Farming in the European Union cannot be discussed without talking about the Common Agricultural Policy, one of the first steps in the EU masterplan, created when the union was first formed at the Treaty of Rome, to ensure that food could be grown for the countries within the bloc. Its basic purpose was to integrate the food production of the member states to create an ‘ever-closer union’.
The aim of the Common Agricultural Policy is to help farmers produce enough food to feed the EU’s member states, ensuring that the quality of life of the EU’s citizens is maintained. While guaranteeing that there is enough food, the policy ensures that the food is of highest quality.
In recent years, there has been a shift in the policy focus. While CAP ensures food is provided to EU citizens, it now focuses more on environmental protection. This could be due to the unsustainability of the farming methods and the massive contributions of the agricultural industry to climate change through the emission of greenhouse gases. The most recent reforms in 2013 have resulted in greener farming practises that will also be more sustainable as well as strengthening farmers position in the agricultural-economic chain. However, the policy does have its challenges. It is predicted that world food production needs to double by the year 2050 to cope with a rapid increase in global population, yet it must also ensure that greenhouse gas emissions are maintained low, whilst also maintaining the environmental quality. These are problems that could bring about a devastating feedback loop.
The CAP, however, coes at a price. The number of subsidies that are provided to farmers to ensure that they can produce the food is sourced from the EU fund, which is collected from the member states governments, which gets their funding from taxpayers. The taxpayers are paying the EU to allow the CAP to survive, the scheme is not just law that is set, it is also a scheme that requires funding. The consumer is not only paying towards the profits made by farmers, they pay towards the funding of the schemes through tax and pay more for the food when the CAP artificially inflates the prices of the food. As well as this, the CAP prevents competition within farming which, although the EU doesn’t treat it like, is also a business sector which must be able to compete without other business to encourage the growth of more efficient and sustainable technology, rather than just legally forcing the farming industry to become more sustainable. It does have some benefits, it protects the environment by stopping the use of dangerous chemicals that harm animal habitats and could affect the safety of food and it leaves certain boundaries uncultivated to ensure that farming in sustainable and not using endless areas of land. But more importantly, the CAP does not allow for the natural path to efficiency, it forces efficiency on farms instead.

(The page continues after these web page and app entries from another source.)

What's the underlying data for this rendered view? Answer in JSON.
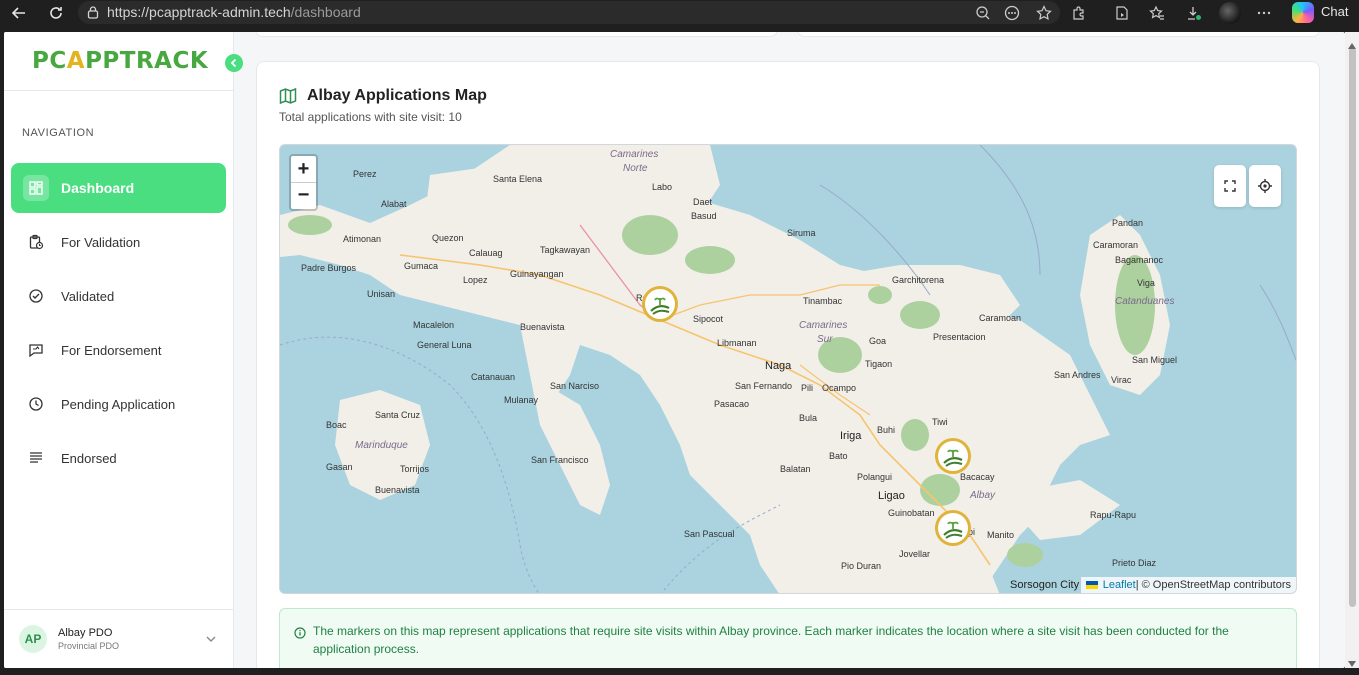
{
  "browser": {
    "url_prefix": "https://",
    "url_host": "pcapptrack-admin.tech",
    "url_path": "/dashboard",
    "chat_label": "Chat"
  },
  "sidebar": {
    "logo_left": "PC",
    "logo_a": "A",
    "logo_right": "PPTRACK",
    "nav_title": "NAVIGATION",
    "items": [
      {
        "label": "Dashboard",
        "icon": "dashboard-icon",
        "active": true
      },
      {
        "label": "For Validation",
        "icon": "clipboard-clock-icon"
      },
      {
        "label": "Validated",
        "icon": "check-circle-icon"
      },
      {
        "label": "For Endorsement",
        "icon": "message-send-icon"
      },
      {
        "label": "Pending Application",
        "icon": "clock-icon"
      },
      {
        "label": "Endorsed",
        "icon": "list-icon"
      }
    ],
    "user": {
      "initials": "AP",
      "name": "Albay PDO",
      "role": "Provincial PDO"
    }
  },
  "map_card": {
    "title": "Albay Applications Map",
    "subtitle": "Total applications with site visit: 10",
    "zoom_in": "+",
    "zoom_out": "−",
    "attribution_link": "Leaflet",
    "attribution_text": " | © OpenStreetMap contributors",
    "places": {
      "camarines_norte_1": "Camarines",
      "camarines_norte_2": "Norte",
      "perez": "Perez",
      "santa_elena": "Santa Elena",
      "labo": "Labo",
      "daet": "Daet",
      "basud": "Basud",
      "alabat": "Alabat",
      "atimonan": "Atimonan",
      "quezon": "Quezon",
      "calauag": "Calauag",
      "tagkawayan": "Tagkawayan",
      "siruma": "Siruma",
      "pandan": "Pandan",
      "caramoran": "Caramoran",
      "bagamanoc": "Bagamanoc",
      "padre_burgos": "Padre Burgos",
      "gumaca": "Gumaca",
      "lopez": "Lopez",
      "guinayangan": "Guinayangan",
      "garchitorena": "Garchitorena",
      "viga": "Viga",
      "catanduanes": "Catanduanes",
      "unisan": "Unisan",
      "tinambac": "Tinambac",
      "caramoan": "Caramoan",
      "ra": "Ra",
      "sipocot": "Sipocot",
      "macalelon": "Macalelon",
      "buenavista": "Buenavista",
      "camarines_sur_1": "Camarines",
      "camarines_sur_2": "Sur",
      "goa": "Goa",
      "presentacion": "Presentacion",
      "general_luna": "General Luna",
      "libmanan": "Libmanan",
      "san_miguel": "San Miguel",
      "naga": "Naga",
      "tigaon": "Tigaon",
      "catanauan": "Catanauan",
      "san_andres": "San Andres",
      "virac": "Virac",
      "san_narciso": "San Narciso",
      "san_fernando": "San Fernando",
      "pili": "Pili",
      "ocampo": "Ocampo",
      "mulanay": "Mulanay",
      "pasacao": "Pasacao",
      "santa_cruz": "Santa Cruz",
      "bula": "Bula",
      "tiwi": "Tiwi",
      "boac": "Boac",
      "marinduque": "Marinduque",
      "iriga": "Iriga",
      "buhi": "Buhi",
      "san_francisco": "San Francisco",
      "bato": "Bato",
      "gasan": "Gasan",
      "torrijos": "Torrijos",
      "balatan": "Balatan",
      "bacacay": "Bacacay",
      "polangui": "Polangui",
      "buenavista_m": "Buenavista",
      "ligao": "Ligao",
      "albay": "Albay",
      "guinobatan": "Guinobatan",
      "rapu_rapu": "Rapu-Rapu",
      "san_pascual": "San Pascual",
      "manito": "Manito",
      "jovellar": "Jovellar",
      "prieto_diaz": "Prieto Diaz",
      "pio_duran": "Pio Duran",
      "sorsogon_city": "Sorsogon City",
      "pi": "pi"
    }
  },
  "info": {
    "text": "The markers on this map represent applications that require site visits within Albay province. Each marker indicates the location where a site visit has been conducted for the application process."
  },
  "colors": {
    "brand_green": "#4ade80",
    "logo_green": "#46a83f",
    "logo_yellow": "#e4b321",
    "info_text": "#218143",
    "water": "#a9cfd9",
    "land": "#f2efe9"
  }
}
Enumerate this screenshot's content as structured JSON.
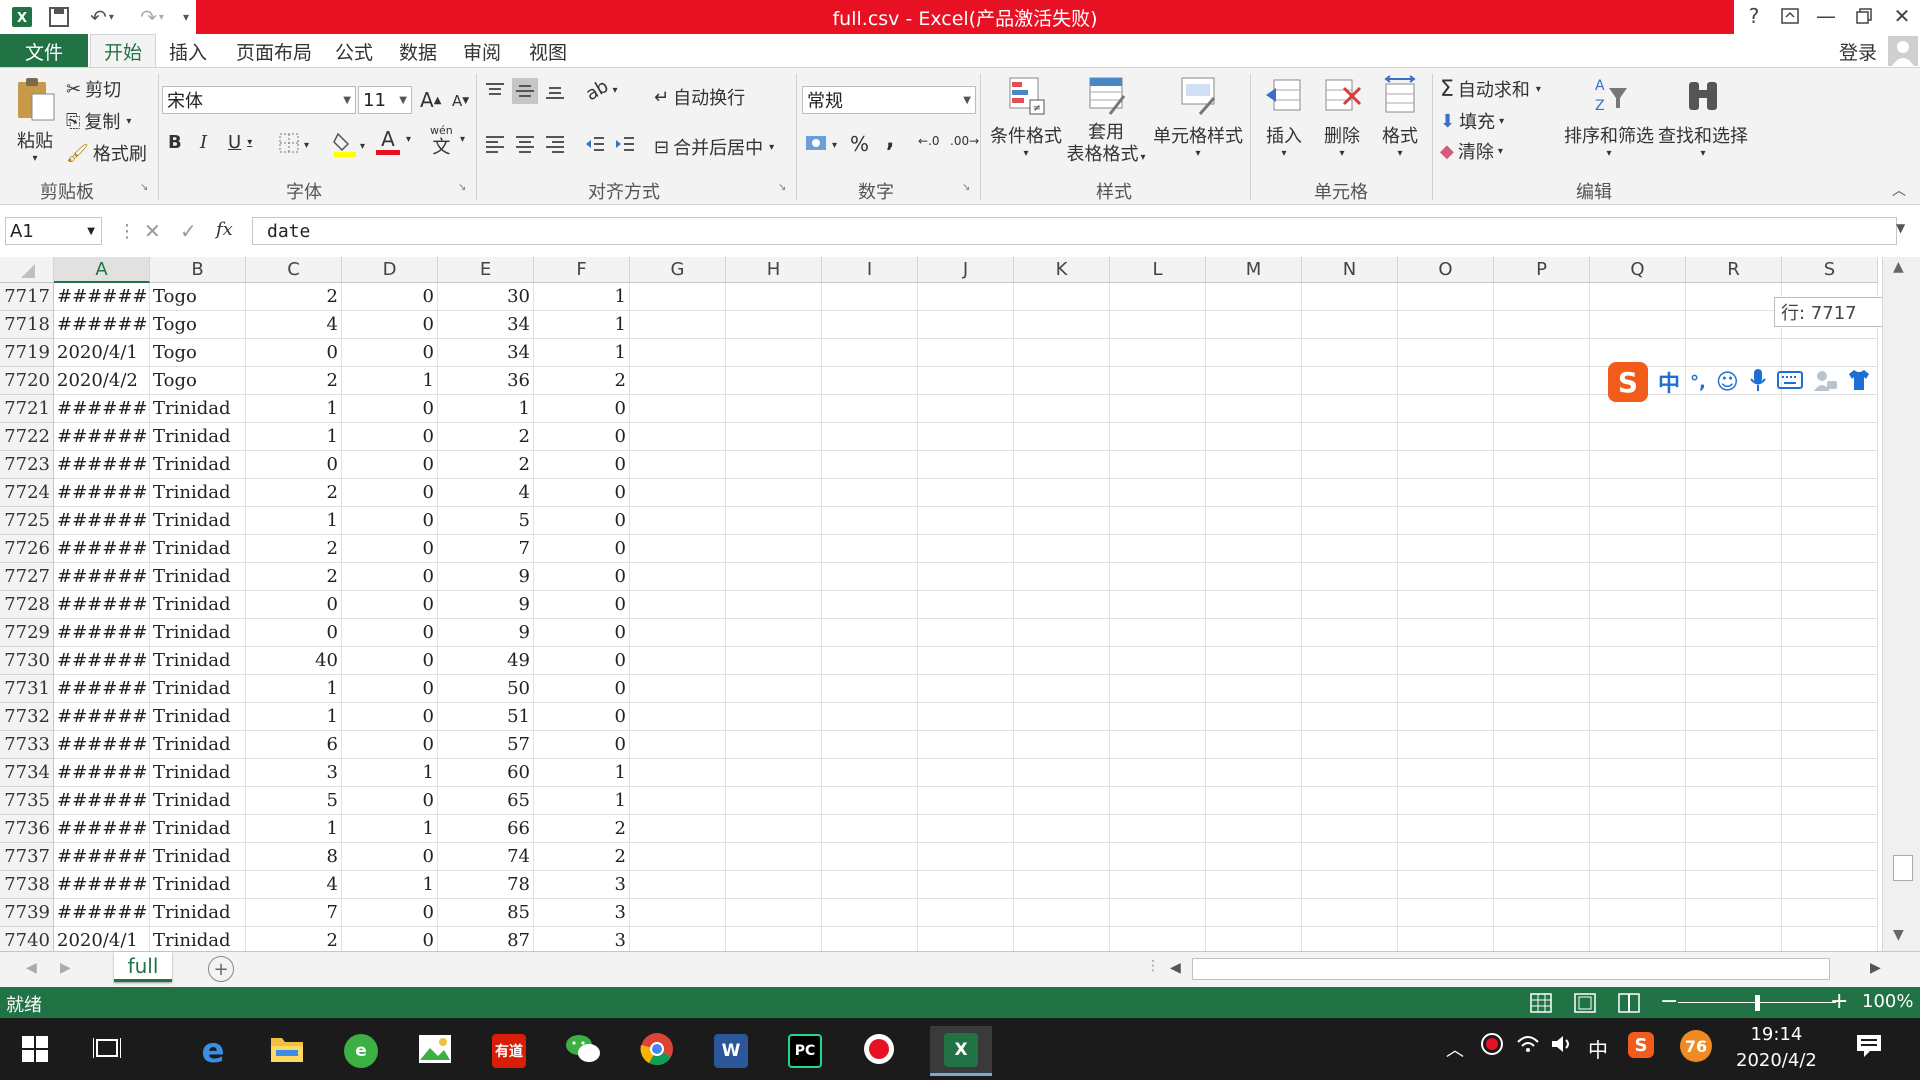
{
  "window": {
    "title": "full.csv -  Excel(产品激活失败)",
    "help": "?",
    "colors": {
      "title_bg": "#e81123",
      "excel_green": "#217346"
    }
  },
  "ribbon_tabs": [
    "文件",
    "开始",
    "插入",
    "页面布局",
    "公式",
    "数据",
    "审阅",
    "视图"
  ],
  "account": {
    "login_label": "登录"
  },
  "ribbon": {
    "clipboard": {
      "paste": "粘贴",
      "cut": "剪切",
      "copy": "复制",
      "format_painter": "格式刷",
      "group": "剪贴板"
    },
    "font": {
      "name": "宋体",
      "size": "11",
      "bold": "B",
      "italic": "I",
      "underline": "U",
      "grow": "A",
      "shrink": "A",
      "font_color": "A",
      "phonetic": "文",
      "phonetic_top": "wén",
      "group": "字体"
    },
    "alignment": {
      "wrap_text": "自动换行",
      "merge_center": "合并后居中",
      "group": "对齐方式"
    },
    "number": {
      "format": "常规",
      "percent": "%",
      "comma": ",",
      "group": "数字"
    },
    "styles": {
      "conditional": "条件格式",
      "table_line1": "套用",
      "table_line2": "表格格式",
      "cell_styles": "单元格样式",
      "group": "样式"
    },
    "cells": {
      "insert": "插入",
      "delete": "删除",
      "format": "格式",
      "group": "单元格"
    },
    "editing": {
      "autosum": "自动求和",
      "fill": "填充",
      "clear": "清除",
      "sort_filter": "排序和筛选",
      "find_select": "查找和选择",
      "group": "编辑"
    }
  },
  "formula_bar": {
    "name_box": "A1",
    "fx": "fx",
    "content": "date"
  },
  "columns": [
    "A",
    "B",
    "C",
    "D",
    "E",
    "F",
    "G",
    "H",
    "I",
    "J",
    "K",
    "L",
    "M",
    "N",
    "O",
    "P",
    "Q",
    "R",
    "S"
  ],
  "rows": [
    {
      "n": "7717",
      "a": "########",
      "b": "Togo",
      "c": "2",
      "d": "0",
      "e": "30",
      "f": "1"
    },
    {
      "n": "7718",
      "a": "########",
      "b": "Togo",
      "c": "4",
      "d": "0",
      "e": "34",
      "f": "1"
    },
    {
      "n": "7719",
      "a": "2020/4/1",
      "b": "Togo",
      "c": "0",
      "d": "0",
      "e": "34",
      "f": "1"
    },
    {
      "n": "7720",
      "a": "2020/4/2",
      "b": "Togo",
      "c": "2",
      "d": "1",
      "e": "36",
      "f": "2"
    },
    {
      "n": "7721",
      "a": "########",
      "b": "Trinidad",
      "c": "1",
      "d": "0",
      "e": "1",
      "f": "0"
    },
    {
      "n": "7722",
      "a": "########",
      "b": "Trinidad",
      "c": "1",
      "d": "0",
      "e": "2",
      "f": "0"
    },
    {
      "n": "7723",
      "a": "########",
      "b": "Trinidad",
      "c": "0",
      "d": "0",
      "e": "2",
      "f": "0"
    },
    {
      "n": "7724",
      "a": "########",
      "b": "Trinidad",
      "c": "2",
      "d": "0",
      "e": "4",
      "f": "0"
    },
    {
      "n": "7725",
      "a": "########",
      "b": "Trinidad",
      "c": "1",
      "d": "0",
      "e": "5",
      "f": "0"
    },
    {
      "n": "7726",
      "a": "########",
      "b": "Trinidad",
      "c": "2",
      "d": "0",
      "e": "7",
      "f": "0"
    },
    {
      "n": "7727",
      "a": "########",
      "b": "Trinidad",
      "c": "2",
      "d": "0",
      "e": "9",
      "f": "0"
    },
    {
      "n": "7728",
      "a": "########",
      "b": "Trinidad",
      "c": "0",
      "d": "0",
      "e": "9",
      "f": "0"
    },
    {
      "n": "7729",
      "a": "########",
      "b": "Trinidad",
      "c": "0",
      "d": "0",
      "e": "9",
      "f": "0"
    },
    {
      "n": "7730",
      "a": "########",
      "b": "Trinidad",
      "c": "40",
      "d": "0",
      "e": "49",
      "f": "0"
    },
    {
      "n": "7731",
      "a": "########",
      "b": "Trinidad",
      "c": "1",
      "d": "0",
      "e": "50",
      "f": "0"
    },
    {
      "n": "7732",
      "a": "########",
      "b": "Trinidad",
      "c": "1",
      "d": "0",
      "e": "51",
      "f": "0"
    },
    {
      "n": "7733",
      "a": "########",
      "b": "Trinidad",
      "c": "6",
      "d": "0",
      "e": "57",
      "f": "0"
    },
    {
      "n": "7734",
      "a": "########",
      "b": "Trinidad",
      "c": "3",
      "d": "1",
      "e": "60",
      "f": "1"
    },
    {
      "n": "7735",
      "a": "########",
      "b": "Trinidad",
      "c": "5",
      "d": "0",
      "e": "65",
      "f": "1"
    },
    {
      "n": "7736",
      "a": "########",
      "b": "Trinidad",
      "c": "1",
      "d": "1",
      "e": "66",
      "f": "2"
    },
    {
      "n": "7737",
      "a": "########",
      "b": "Trinidad",
      "c": "8",
      "d": "0",
      "e": "74",
      "f": "2"
    },
    {
      "n": "7738",
      "a": "########",
      "b": "Trinidad",
      "c": "4",
      "d": "1",
      "e": "78",
      "f": "3"
    },
    {
      "n": "7739",
      "a": "########",
      "b": "Trinidad",
      "c": "7",
      "d": "0",
      "e": "85",
      "f": "3"
    },
    {
      "n": "7740",
      "a": "2020/4/1",
      "b": "Trinidad",
      "c": "2",
      "d": "0",
      "e": "87",
      "f": "3"
    }
  ],
  "row_tooltip": "行: 7717",
  "ime_toolbar": {
    "logo": "S",
    "mode": "中",
    "punct": "°,"
  },
  "sheet_tabs": {
    "active": "full",
    "add": "+"
  },
  "status": {
    "ready": "就绪",
    "zoom": "100%",
    "minus": "−",
    "plus": "+",
    "zoom_level": 0.5
  },
  "taskbar": {
    "apps": [
      "start",
      "task-view",
      "edge",
      "file-explorer",
      "360-browser",
      "image-viewer",
      "youdao",
      "wechat",
      "chrome",
      "word",
      "pycharm",
      "recorder",
      "excel"
    ],
    "youdao_label": "有道",
    "pycharm_label": "PC",
    "tray_ime": "中",
    "badge": "76",
    "time": "19:14",
    "date": "2020/4/2"
  }
}
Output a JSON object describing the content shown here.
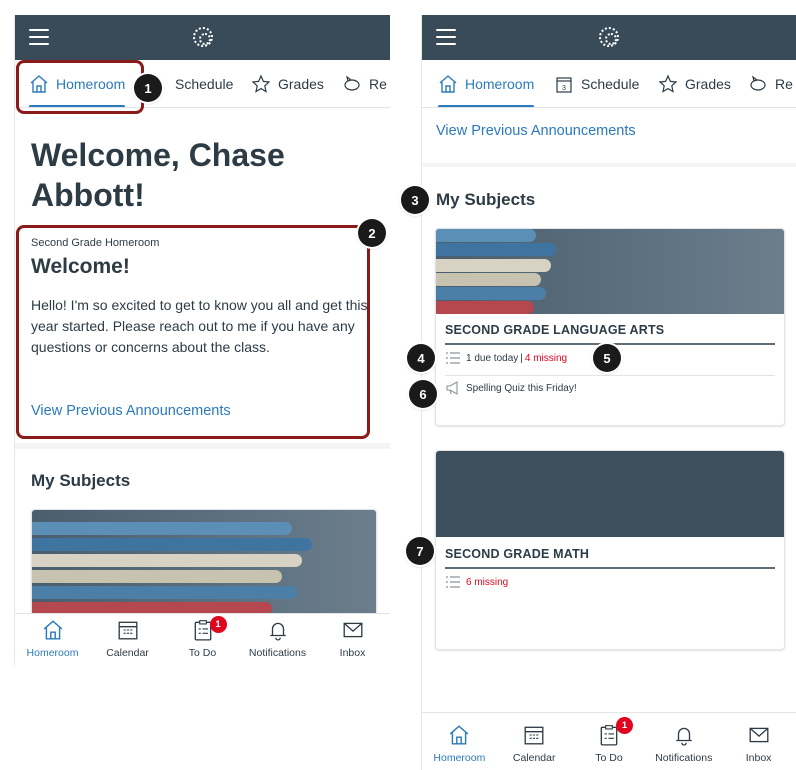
{
  "tabs": {
    "homeroom": "Homeroom",
    "schedule": "Schedule",
    "grades": "Grades",
    "resources": "Re"
  },
  "left": {
    "welcome": "Welcome, Chase Abbott!",
    "announcement": {
      "course": "Second Grade Homeroom",
      "title": "Welcome!",
      "body": "Hello! I'm so excited to get to know you all and get this year started. Please reach out to me if you have any questions or concerns about the class.",
      "link": "View Previous Announcements"
    },
    "subjects_title": "My Subjects"
  },
  "right": {
    "link": "View Previous Announcements",
    "subjects_title": "My Subjects",
    "cards": [
      {
        "title": "SECOND GRADE LANGUAGE ARTS",
        "due": "1 due today",
        "separator": "|",
        "missing": "4 missing",
        "announcement": "Spelling Quiz this Friday!"
      },
      {
        "title": "SECOND GRADE MATH",
        "missing": "6 missing"
      }
    ]
  },
  "bottom": {
    "homeroom": "Homeroom",
    "calendar": "Calendar",
    "todo": "To Do",
    "todo_badge": "1",
    "notifications": "Notifications",
    "inbox": "Inbox"
  },
  "callouts": [
    "1",
    "2",
    "3",
    "4",
    "5",
    "6",
    "7"
  ],
  "colors": {
    "topbar": "#394b58",
    "accent": "#2b7abc",
    "missing": "#e0061f",
    "highlight": "#8b1a1a",
    "card_header_math": "#3d4f5d"
  },
  "icons": [
    "menu-icon",
    "canvas-logo-icon",
    "home-icon",
    "calendar-icon",
    "star-icon",
    "piggy-bank-icon",
    "todo-icon",
    "bell-icon",
    "mail-icon",
    "checklist-icon",
    "megaphone-icon"
  ]
}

In March 2017, over 150 European civil society organisations representing a range of stakeholders in the farming industry called on EU leaders to reform the Common Agricultural Policy. This emerged after leaders met in Brussels to discuss the future of the policy. The statement that was produced by the stake holders, titled ‘Good Food, Good Farming – Now’ outlined the problems that the current policy has. The groups want a policy that encourages diversity in the farming industry. The calls for policy change has catalysed through rapid decline in the number of farms, 25% of farms have shut down between 2003 and 2013. With this decrease in farms, there has been an increase in amount of waste produced with 20% of the food produced in the EU (88 million tonnes) wasted annually. For a policy that wishes to create sustainable farming for the EU and deliver food security, it has only reduced the number of farms and increased the amount of waste.
The farming sector of the United Kingdom is also a group of stakeholders that are not pleased with the way to policy has evolved. However, to ensure that trade with the EU is still viable after leaving the EU, the regulations that the CAP has set may have to be adopted by the devolved governments of the United Kingdom to ease trade with the EU. Farmers are pushing the UK national government for a single country-wide framework that would not leave the British market fragmented. The British government is creating plans that prevent the fragmentation of the market while also ensuring funding is in place for UK farms.
While the CAP began as a successful policy that ensure the food security for the European Union after the 2nd world war, it has evolved into an unsuccessful scheme that while ensuring sustainability doesn’t encourage competitiveness between the farming businesses. And with the United Kingdom leaving the EU, still wanting ease of trade with the union, there may not be any changes to UK policy. However, that would be a mistake. In order to best benefit UK farmers, it would be best to develop an agricultural policy unique to UK needs. The UK must scrap the Common Agricultural Policy after Brexit.